* **WHAT YOU WILL DO**:
Provide an exact repetition of every entry, with no word altered.

*** Opening MATERIAL SUPPLIED ***

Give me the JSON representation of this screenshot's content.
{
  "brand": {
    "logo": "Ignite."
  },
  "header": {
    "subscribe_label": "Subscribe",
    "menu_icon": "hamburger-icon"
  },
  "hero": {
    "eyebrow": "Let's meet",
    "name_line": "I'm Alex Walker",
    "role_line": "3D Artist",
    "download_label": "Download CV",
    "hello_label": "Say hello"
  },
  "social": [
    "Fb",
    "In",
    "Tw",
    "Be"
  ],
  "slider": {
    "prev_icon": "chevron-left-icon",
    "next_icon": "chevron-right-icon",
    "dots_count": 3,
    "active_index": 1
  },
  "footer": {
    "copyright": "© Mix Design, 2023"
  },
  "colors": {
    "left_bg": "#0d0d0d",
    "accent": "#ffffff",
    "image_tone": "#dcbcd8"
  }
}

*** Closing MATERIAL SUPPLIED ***

* **EXERCISE SOLUTION**:
Give me the JSON representation of this screenshot's content.
{
  "brand": {
    "logo": "Ignite."
  },
  "header": {
    "subscribe_label": "Subscribe",
    "menu_icon": "hamburger-icon"
  },
  "hero": {
    "eyebrow": "Let's meet",
    "name_line": "I'm Alex Walker",
    "role_line": "3D Artist",
    "download_label": "Download CV",
    "hello_label": "Say hello"
  },
  "social": [
    "Fb",
    "In",
    "Tw",
    "Be"
  ],
  "slider": {
    "prev_icon": "chevron-left-icon",
    "next_icon": "chevron-right-icon",
    "dots_count": 3,
    "active_index": 1
  },
  "footer": {
    "copyright": "© Mix Design, 2023"
  },
  "colors": {
    "left_bg": "#0d0d0d",
    "accent": "#ffffff",
    "image_tone": "#dcbcd8"
  }
}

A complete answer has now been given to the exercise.